Alan

Movie’s Better: The Wizard of Oz

936full-the-wizard-of-oz-poster1 versus  wizard1

Here’s a tough call. A perennially beloved book (the mega-smash Harry Potter of its day) is also considered one of the best movies of all time.

And timely as well! Our patrons voted for The Wizard of Oz over Singin’ in the Rain and Snow White and the Seven Dwarfs in the category “Family Musical” for the Best of the Best series we’re screening at the branch on June 26th. Take a look at the poll here.

Opinions, however, are split on whether the adaptation improves the book. The topic is so divisive, that they’re even split from the same review source.

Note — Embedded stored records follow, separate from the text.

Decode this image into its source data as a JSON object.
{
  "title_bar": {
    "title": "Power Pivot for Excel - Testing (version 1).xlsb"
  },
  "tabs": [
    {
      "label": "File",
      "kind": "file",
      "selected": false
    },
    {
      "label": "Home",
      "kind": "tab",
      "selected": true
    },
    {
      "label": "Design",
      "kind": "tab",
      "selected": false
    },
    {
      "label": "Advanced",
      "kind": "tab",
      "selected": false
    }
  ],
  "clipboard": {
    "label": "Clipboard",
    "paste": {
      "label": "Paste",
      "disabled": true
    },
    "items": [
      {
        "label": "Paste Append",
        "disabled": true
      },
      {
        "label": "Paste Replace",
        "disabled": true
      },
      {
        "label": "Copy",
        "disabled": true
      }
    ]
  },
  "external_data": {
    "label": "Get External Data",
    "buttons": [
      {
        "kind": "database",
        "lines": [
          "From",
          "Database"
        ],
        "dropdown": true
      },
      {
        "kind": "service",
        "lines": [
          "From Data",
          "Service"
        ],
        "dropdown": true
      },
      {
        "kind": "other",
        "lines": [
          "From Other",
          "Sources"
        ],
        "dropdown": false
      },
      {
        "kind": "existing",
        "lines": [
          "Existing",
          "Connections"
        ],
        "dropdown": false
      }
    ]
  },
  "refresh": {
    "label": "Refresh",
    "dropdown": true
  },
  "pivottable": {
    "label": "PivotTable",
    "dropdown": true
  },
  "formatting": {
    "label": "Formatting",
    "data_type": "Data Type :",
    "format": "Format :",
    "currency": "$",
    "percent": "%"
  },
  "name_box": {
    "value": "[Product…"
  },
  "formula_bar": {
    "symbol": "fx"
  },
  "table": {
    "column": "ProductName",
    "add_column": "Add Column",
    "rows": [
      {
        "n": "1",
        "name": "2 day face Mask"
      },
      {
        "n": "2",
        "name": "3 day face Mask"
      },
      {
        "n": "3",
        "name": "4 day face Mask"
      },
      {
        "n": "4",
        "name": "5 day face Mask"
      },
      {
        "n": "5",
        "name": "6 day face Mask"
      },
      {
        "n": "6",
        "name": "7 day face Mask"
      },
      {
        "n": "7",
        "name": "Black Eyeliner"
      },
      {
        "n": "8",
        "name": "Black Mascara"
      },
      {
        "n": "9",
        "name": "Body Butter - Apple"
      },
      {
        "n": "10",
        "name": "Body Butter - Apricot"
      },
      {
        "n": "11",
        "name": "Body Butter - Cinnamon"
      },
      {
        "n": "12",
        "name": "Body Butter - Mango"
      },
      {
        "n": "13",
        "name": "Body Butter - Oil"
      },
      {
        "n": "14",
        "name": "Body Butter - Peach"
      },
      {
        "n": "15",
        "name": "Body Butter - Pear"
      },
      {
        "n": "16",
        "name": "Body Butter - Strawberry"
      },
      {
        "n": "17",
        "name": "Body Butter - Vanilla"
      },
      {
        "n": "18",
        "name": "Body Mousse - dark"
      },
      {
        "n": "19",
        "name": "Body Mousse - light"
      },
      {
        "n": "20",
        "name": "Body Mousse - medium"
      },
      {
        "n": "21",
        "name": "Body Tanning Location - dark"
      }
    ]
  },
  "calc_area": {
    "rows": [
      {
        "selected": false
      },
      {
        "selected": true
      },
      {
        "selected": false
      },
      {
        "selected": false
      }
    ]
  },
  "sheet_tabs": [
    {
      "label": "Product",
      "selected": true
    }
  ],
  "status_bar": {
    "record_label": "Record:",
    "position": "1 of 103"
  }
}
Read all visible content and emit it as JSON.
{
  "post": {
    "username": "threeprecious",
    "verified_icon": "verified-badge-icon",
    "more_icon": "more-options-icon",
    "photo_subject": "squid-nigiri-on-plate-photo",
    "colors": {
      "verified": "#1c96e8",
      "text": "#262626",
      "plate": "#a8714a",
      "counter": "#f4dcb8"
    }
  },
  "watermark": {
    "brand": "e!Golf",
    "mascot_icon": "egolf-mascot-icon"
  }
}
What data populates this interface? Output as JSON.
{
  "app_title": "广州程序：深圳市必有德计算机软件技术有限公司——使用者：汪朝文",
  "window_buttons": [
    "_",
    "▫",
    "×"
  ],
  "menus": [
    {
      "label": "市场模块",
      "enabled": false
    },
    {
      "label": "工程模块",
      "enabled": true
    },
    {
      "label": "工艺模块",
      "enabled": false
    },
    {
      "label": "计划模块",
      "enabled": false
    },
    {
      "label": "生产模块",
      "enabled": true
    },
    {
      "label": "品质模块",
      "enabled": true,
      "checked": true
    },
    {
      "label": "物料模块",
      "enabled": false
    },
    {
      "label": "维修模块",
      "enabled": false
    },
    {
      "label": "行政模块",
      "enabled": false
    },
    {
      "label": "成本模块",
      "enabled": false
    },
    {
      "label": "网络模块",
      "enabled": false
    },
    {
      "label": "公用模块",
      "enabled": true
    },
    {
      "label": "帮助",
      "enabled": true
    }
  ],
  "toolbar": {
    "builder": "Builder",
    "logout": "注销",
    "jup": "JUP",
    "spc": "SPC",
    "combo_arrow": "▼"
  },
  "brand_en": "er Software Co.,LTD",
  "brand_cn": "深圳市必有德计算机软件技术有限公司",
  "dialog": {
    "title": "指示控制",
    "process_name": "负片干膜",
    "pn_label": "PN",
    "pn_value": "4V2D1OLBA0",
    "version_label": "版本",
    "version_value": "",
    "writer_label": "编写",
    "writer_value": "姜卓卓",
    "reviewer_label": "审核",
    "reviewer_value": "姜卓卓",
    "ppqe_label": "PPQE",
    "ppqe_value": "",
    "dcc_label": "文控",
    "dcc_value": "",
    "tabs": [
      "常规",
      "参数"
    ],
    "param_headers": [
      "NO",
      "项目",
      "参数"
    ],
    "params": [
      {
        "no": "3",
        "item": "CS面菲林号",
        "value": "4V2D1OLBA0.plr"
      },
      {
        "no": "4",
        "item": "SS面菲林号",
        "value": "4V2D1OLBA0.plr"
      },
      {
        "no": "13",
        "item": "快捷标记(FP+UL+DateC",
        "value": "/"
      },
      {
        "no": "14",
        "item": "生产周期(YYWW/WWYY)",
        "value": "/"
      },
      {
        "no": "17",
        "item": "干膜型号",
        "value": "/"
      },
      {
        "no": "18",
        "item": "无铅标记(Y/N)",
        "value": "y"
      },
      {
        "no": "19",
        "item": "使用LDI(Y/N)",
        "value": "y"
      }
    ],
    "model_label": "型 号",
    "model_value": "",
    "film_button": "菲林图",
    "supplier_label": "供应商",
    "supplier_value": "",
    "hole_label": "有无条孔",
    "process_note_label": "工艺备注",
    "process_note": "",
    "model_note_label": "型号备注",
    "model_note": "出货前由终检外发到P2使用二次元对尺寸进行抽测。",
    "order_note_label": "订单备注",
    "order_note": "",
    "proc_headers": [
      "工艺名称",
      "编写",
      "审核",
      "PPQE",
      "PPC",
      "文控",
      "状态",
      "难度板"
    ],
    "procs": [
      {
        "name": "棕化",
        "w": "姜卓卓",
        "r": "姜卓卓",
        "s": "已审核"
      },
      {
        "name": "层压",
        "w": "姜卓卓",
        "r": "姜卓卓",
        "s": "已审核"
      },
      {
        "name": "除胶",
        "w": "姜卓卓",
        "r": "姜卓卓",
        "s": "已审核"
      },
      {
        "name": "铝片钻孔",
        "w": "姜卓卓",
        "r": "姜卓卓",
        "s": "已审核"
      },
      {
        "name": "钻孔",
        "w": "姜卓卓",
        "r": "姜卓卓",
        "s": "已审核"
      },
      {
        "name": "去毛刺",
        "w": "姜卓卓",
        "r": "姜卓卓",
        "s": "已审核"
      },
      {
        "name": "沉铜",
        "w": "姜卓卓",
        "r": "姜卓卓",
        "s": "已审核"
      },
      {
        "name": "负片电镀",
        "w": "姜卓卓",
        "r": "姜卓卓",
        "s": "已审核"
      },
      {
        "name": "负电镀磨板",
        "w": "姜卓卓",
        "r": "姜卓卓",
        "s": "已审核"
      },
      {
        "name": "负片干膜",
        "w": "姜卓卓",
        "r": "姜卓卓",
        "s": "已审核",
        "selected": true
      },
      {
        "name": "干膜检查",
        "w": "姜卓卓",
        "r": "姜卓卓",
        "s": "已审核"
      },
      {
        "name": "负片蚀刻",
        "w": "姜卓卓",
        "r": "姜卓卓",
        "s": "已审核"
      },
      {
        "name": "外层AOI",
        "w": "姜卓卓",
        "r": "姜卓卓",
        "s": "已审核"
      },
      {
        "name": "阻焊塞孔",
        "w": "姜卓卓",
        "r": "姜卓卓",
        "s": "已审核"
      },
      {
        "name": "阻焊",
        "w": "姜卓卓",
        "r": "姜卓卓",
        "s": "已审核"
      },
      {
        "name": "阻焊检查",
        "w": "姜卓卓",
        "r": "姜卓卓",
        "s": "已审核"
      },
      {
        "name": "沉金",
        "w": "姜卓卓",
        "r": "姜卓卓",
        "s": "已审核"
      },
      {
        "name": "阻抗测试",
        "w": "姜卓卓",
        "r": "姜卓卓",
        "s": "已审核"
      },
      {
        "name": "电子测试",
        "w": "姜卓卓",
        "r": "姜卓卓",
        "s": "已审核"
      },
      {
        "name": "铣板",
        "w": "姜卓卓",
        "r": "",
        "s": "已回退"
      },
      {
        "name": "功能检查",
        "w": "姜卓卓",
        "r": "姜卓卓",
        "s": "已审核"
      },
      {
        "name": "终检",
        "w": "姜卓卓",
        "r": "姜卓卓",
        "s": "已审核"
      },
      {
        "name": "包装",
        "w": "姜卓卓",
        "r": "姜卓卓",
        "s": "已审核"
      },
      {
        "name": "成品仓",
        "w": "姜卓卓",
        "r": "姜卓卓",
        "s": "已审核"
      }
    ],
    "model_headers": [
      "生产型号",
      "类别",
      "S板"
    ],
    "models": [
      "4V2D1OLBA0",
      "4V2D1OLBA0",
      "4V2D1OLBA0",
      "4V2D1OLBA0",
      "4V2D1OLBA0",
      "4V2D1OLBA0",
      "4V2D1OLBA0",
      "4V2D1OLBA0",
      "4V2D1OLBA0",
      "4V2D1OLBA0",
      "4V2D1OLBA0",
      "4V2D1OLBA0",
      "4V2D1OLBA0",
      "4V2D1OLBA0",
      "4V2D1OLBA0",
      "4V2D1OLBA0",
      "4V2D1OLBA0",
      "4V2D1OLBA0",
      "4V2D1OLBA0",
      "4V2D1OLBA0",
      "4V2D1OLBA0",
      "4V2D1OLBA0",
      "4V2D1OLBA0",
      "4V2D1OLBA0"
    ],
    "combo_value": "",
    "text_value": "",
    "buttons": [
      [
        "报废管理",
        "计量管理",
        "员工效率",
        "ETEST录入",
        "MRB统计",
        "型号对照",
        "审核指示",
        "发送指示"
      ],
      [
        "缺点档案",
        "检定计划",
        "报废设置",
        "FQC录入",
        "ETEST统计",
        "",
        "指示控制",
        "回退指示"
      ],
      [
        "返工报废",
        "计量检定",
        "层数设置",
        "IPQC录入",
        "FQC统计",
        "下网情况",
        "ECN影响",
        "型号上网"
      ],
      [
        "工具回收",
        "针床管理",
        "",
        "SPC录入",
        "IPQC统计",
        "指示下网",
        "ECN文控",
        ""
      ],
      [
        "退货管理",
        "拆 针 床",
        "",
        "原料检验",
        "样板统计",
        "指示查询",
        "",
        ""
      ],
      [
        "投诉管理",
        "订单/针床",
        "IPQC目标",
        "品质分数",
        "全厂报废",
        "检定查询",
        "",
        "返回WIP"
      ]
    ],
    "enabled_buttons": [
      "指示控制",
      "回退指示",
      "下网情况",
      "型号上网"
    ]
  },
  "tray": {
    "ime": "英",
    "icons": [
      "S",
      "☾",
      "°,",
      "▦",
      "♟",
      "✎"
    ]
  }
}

The book came about when L. Frank Baum was telling stories to the children in his Chicago neighborhood. Word has it, he was stumped for the wizard’s name and, glancing at his “O-Z” file cabinet drawer, Baum had an epiphany. A reviewer over at Common Sense Media (a terrific resource in finding age-appropriate media for young ones) says it’s got “magic, great characters, tongue-in-cheek humor, a good deal of sturdy American self-reliance, good deeds and kindness rewarded, and a cheerful appreciation of hucksterism…” …and that Hollywood ruins this elegance. However, the same site also says: “Everyone should see The Wizard of Oz multiple times in their lives; it’s simply a must-see film.” Further, a Boolean Google search for “Wizard of Oz” “better than the book” returns some 7,510,000 hits!

So, take a look at The Wonderful Wizard of Oz, and come watch The Wizard of Oz – at the Evergreen Branch on Wednesday, June 26 (1:30 for screening and discussion, 6:30 for just the film). Then decide for yourself. And take a look at http://www.epls.org/films/ to vote on upcoming screenings in the series. For now, get ready for the screening by reading this article detailing all of the changes the book and movie went through before it became the 10th best movie ever made and the one Everett Library patrons like you voted as best of all family musicals.

Alan